Midnight In Paris: If you haven’t seen Annie Hall, you’re missing out. You are missing out the not only the extremely genuine storytelling of Woody Allen, his mastery of filmmaking and the way he innovated the modern romantic comedy. He also displays his talents on 2011’s Midnight In Paris. The film follows a couple (Owen Wilson, Rachel McAdams) who vacation to Paris, and every night at midnight they are transported to the 1920’s, where they meet innovators of the arts such as Salvador Dali, Ernest Hemingway, F. Scott Fitzgerald and Pablo Picasso. This encounter helps them to strengthen their relationship. Is it odd that time travel is a component of this film?
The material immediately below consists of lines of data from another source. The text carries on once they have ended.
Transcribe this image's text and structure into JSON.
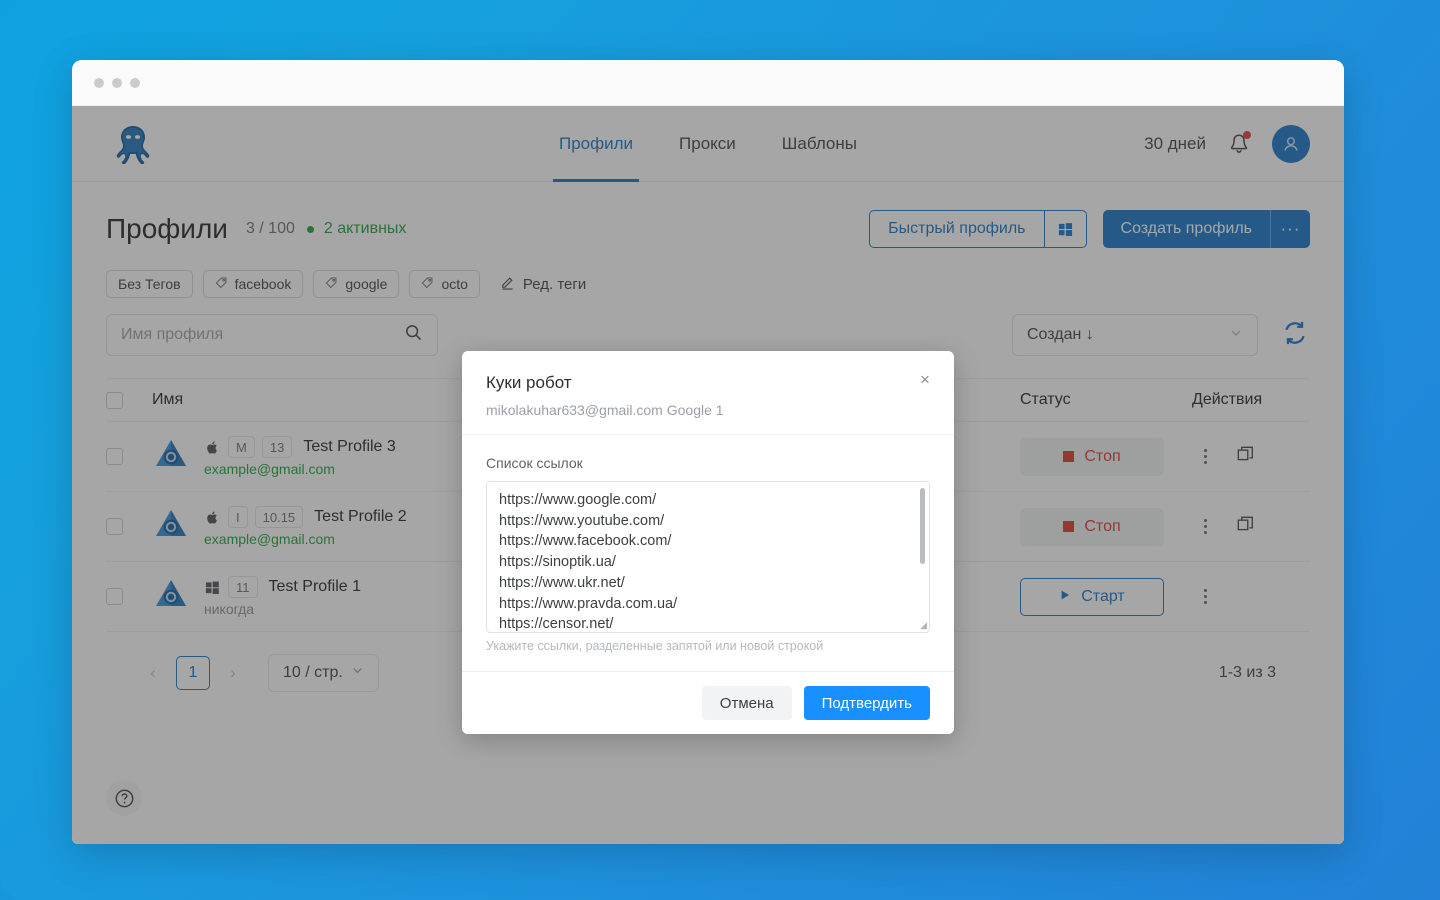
{
  "window": {
    "dots": 3
  },
  "nav": {
    "logo": "octopus-logo",
    "links": [
      {
        "label": "Профили",
        "active": true
      },
      {
        "label": "Прокси",
        "active": false
      },
      {
        "label": "Шаблоны",
        "active": false
      }
    ],
    "days": "30 дней",
    "bell": "bell-icon",
    "avatar": "user-avatar"
  },
  "page": {
    "title": "Профили",
    "count": "3 / 100",
    "active_label": "2 активных",
    "active_color": "#1aa235",
    "quick_profile": "Быстрый профиль",
    "create_profile": "Создать профиль",
    "create_more": "···"
  },
  "tags": {
    "items": [
      "Без Тегов",
      "facebook",
      "google",
      "octo"
    ],
    "edit_label": "Ред. теги"
  },
  "filters": {
    "search_placeholder": "Имя профиля",
    "search_value": "",
    "sort_value": "Создан ↓",
    "refresh": "refresh-icon"
  },
  "table": {
    "columns": {
      "name": "Имя",
      "status": "Статус",
      "actions": "Действия"
    },
    "rows": [
      {
        "os": "apple",
        "badges": [
          "M",
          "13"
        ],
        "name": "Test Profile 3",
        "sub": "example@gmail.com",
        "sub_kind": "email",
        "status": "Стоп",
        "status_kind": "stop",
        "has_clone": true
      },
      {
        "os": "apple",
        "badges": [
          "I",
          "10.15"
        ],
        "name": "Test Profile 2",
        "sub": "example@gmail.com",
        "sub_kind": "email",
        "status": "Стоп",
        "status_kind": "stop",
        "has_clone": true
      },
      {
        "os": "windows",
        "badges": [
          "11"
        ],
        "name": "Test Profile 1",
        "sub": "никогда",
        "sub_kind": "never",
        "status": "Старт",
        "status_kind": "start",
        "has_clone": false
      }
    ]
  },
  "pagination": {
    "prev": "‹",
    "page": "1",
    "next": "›",
    "page_size": "10 / стр.",
    "total": "1-3 из 3"
  },
  "help": {
    "label": "?"
  },
  "modal": {
    "title": "Куки робот",
    "subtitle": "mikolakuhar633@gmail.com Google 1",
    "close": "×",
    "field_label": "Список ссылок",
    "links": [
      "https://www.google.com/",
      "https://www.youtube.com/",
      "https://www.facebook.com/",
      "https://sinoptik.ua/",
      "https://www.ukr.net/",
      "https://www.pravda.com.ua/",
      "https://censor.net/"
    ],
    "hint": "Укажите ссылки, разделенные запятой или новой строкой",
    "cancel": "Отмена",
    "confirm": "Подтвердить",
    "confirm_color": "#1890ff"
  }
}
Yes. Is it odd that Woody Allen once again amazes all with his filmmaking? Of course not.

The Muppets: Jim Henson passed away far before his time, and his creation, The Muppets could have changed from his original view and became unbearable. The 2011 film tributes Henson in everyway respectable. The film is a kid’s film indirectly aimed towards an adult audience. Weird. The film itself, however, is not weird and aims to please anyone. Written by How I Met Your Mother’s Jason Segel, it is almost autobiographical, as in, it follows the comeback of the Muppets, while in actuality, they did indeed make a comeback. All’s well that ends well (as usual). I mean, come on it is the Muppets, what’d you expect? But who would have guessed that this movie would have such an in-depth connection to actuality? Honestly, no one.

J. Edgar: Clint Eastwood is an American icon. He re-invented the outlaw role (The Man With No Name Trilogy) and has even directed a series of acclaimed films, J. Edgar being one of them. Detailing J. Edgar Hoover’s (Leonardo DiCaprio) rise from public investigator to America’s “Top Cop”, the film covers a whole lot, including his rumored homosexuality. DiCaprio masters the role with ease, and The Social Network’s Armie Hammer makes a statement in the supporting role as Clyde Tolson, Hoover’s sideman and rumored lover. Eastwood’s direction and storytelling is masterfully done and keeps the viewer interested and on track all the way through the film’s almost three hour run time. The film may not be as entertaining as Eastwood’s classic films, but it is an excellent addition to his collection of directed films.